SAN FERNANDO, Calif. — It is not unusual to see Adriana Gomez checking in on tenants at the Library Plaza in San Fernando.

Over 20 years ago, she helped develop the plaza that is now a thriving center with 20 Latino-owned small businesses.

What You Need To Know

  • According to NALEO Educational Fund, 3.2 million Latinos are expected to cast ballots in Nov.

  • The number mirrors 2018’s historic turnout numbers and marking a 90.5% increase from 2014

  • 42% of all California’s Latino registered voters fall in the 18–34 age bracket

  • More than 30% of voting-age citizens in California are Latino

She is a successful businessperson but she still remembers growing up undocumented.
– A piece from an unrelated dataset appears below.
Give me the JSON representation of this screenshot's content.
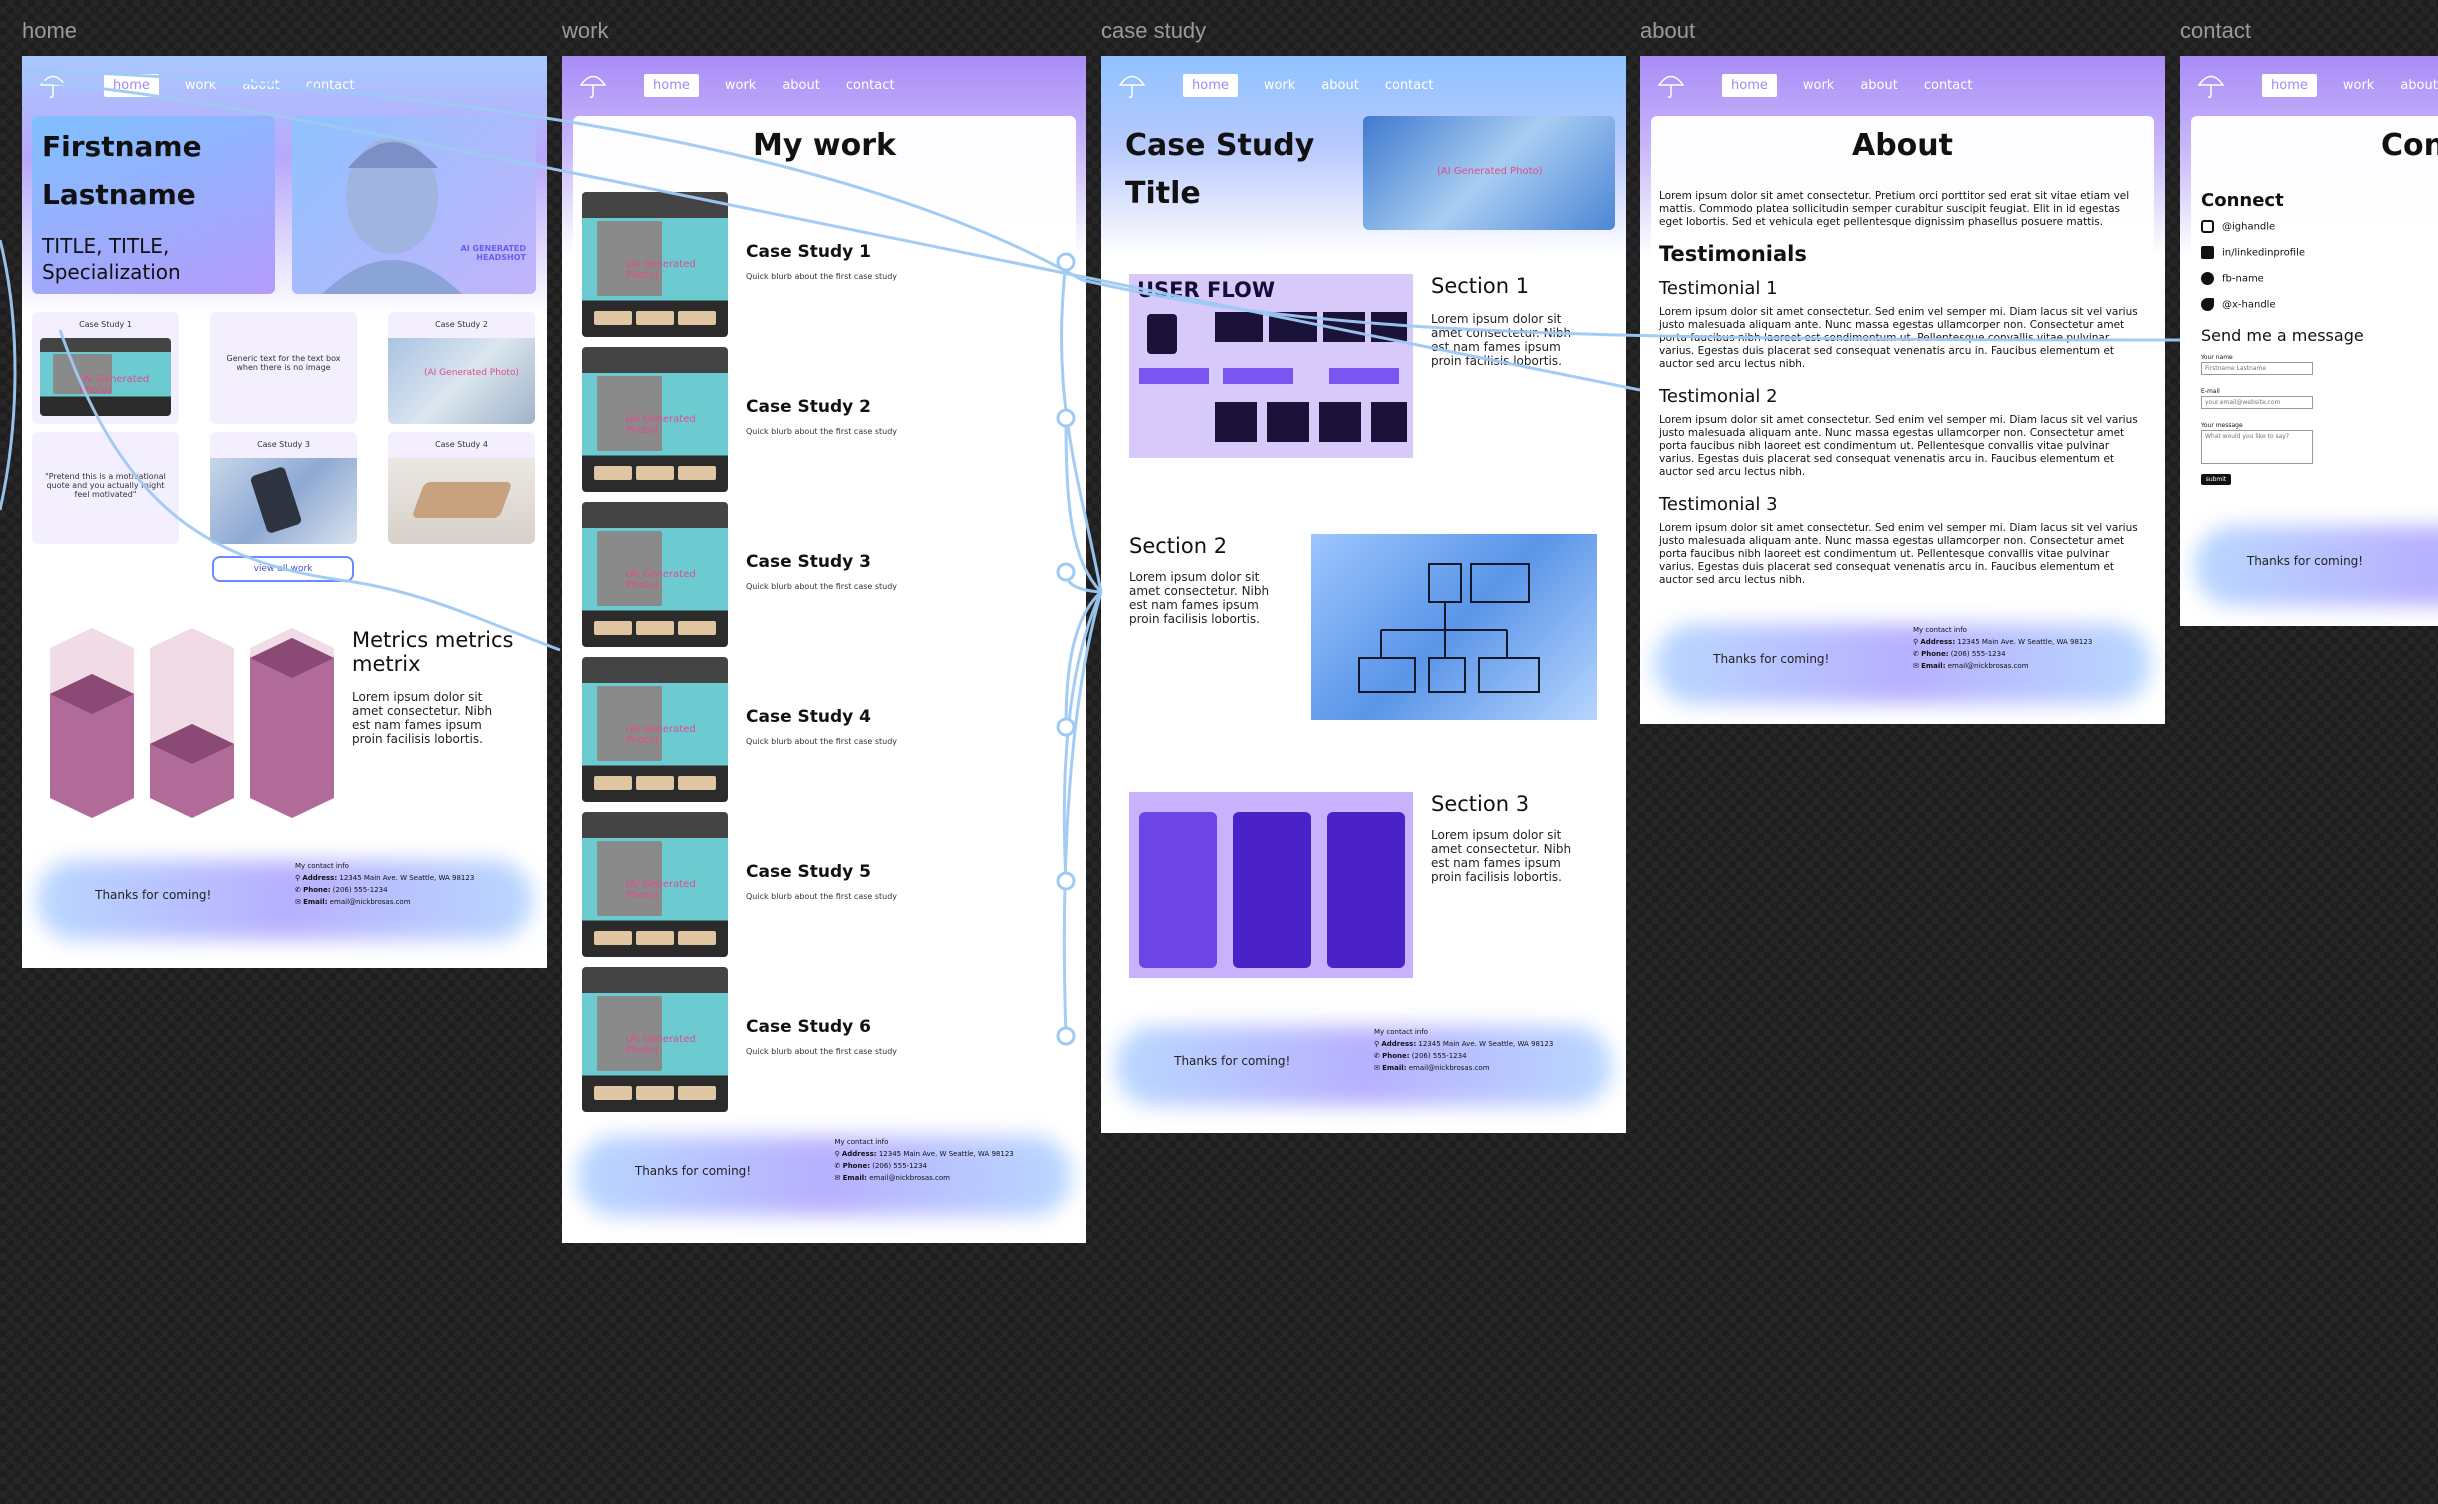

“I was undocumented for 12 years, and I know the instability that it causes for a child or a family member to think that your family is going to be deported, your parents are going to get deported,” said Gomez.

It is the reason why immigration is a major issue for her at the ballot box. Gomez is among the 28.5% of registered Latino voters in California expected to vote in the June 7 primary election.

Gomez said it is a mistake for candidates to assume that all Latinos vote the same.

“It all depends on who you are and what’s important to you. The Latino entrepreneur has a different mindset and different reasons to vote for someone than a Latino family that has two jobs and a two-family household,” she said.

According to the National Association of Latino Elected and Appointed Officials Education Fund, 3.2 million Latinos are expected to cast their ballot in November.  

NALEO Educational Fund CEO Arturo Vargas said it also means a record number of Latino voters during the June 7 primary.  

“If our projections for November are consistent then we should see about the same number of Latinos who voted in the 2018 primary vote in the 2022 primary,” said Vargas.

He added that what Latino voters want is to be personally engaged.

“This isn’t for lazy candidates. Going out into communities, actually talking to voters and listening to their priorities, that is what Latino voters want,” said Vargas.

As for Gomez, she puts a lot of work into researching her candidates “because I need to know who I’m voting for and I like to put my money where my mouth is so I donate to people who I believe deserve to be in office.”